## TASK INSTRUCTIONS
From the records below, copy the lines that include "instead".

Component data from apps and pages:
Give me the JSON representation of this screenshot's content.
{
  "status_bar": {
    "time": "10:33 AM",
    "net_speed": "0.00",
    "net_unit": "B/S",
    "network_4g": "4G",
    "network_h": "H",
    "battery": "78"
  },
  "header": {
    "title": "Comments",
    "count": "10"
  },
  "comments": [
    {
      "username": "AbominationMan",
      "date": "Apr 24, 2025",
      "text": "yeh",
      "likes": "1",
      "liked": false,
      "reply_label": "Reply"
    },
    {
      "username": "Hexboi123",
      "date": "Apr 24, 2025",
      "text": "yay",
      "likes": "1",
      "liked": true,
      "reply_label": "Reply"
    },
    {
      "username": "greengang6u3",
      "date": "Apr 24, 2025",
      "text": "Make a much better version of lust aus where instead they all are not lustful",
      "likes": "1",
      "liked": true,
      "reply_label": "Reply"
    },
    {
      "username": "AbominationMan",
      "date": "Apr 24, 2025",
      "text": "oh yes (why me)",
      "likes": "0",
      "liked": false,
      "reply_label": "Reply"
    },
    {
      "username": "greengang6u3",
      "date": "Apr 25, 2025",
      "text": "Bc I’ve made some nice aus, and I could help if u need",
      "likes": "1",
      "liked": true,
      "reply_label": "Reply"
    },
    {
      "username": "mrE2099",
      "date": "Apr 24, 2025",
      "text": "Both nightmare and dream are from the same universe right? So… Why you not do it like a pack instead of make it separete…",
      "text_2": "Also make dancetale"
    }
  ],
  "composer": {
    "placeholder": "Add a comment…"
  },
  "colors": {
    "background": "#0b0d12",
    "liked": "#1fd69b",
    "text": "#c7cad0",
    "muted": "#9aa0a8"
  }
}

## RESPONSE TO THE TASK
      "text": "Make a much better version of lust aus where instead they all are not lustful",
      "text": "Both nightmare and dream are from the same universe right? So… Why you not do it like a pack instead of make it separete…",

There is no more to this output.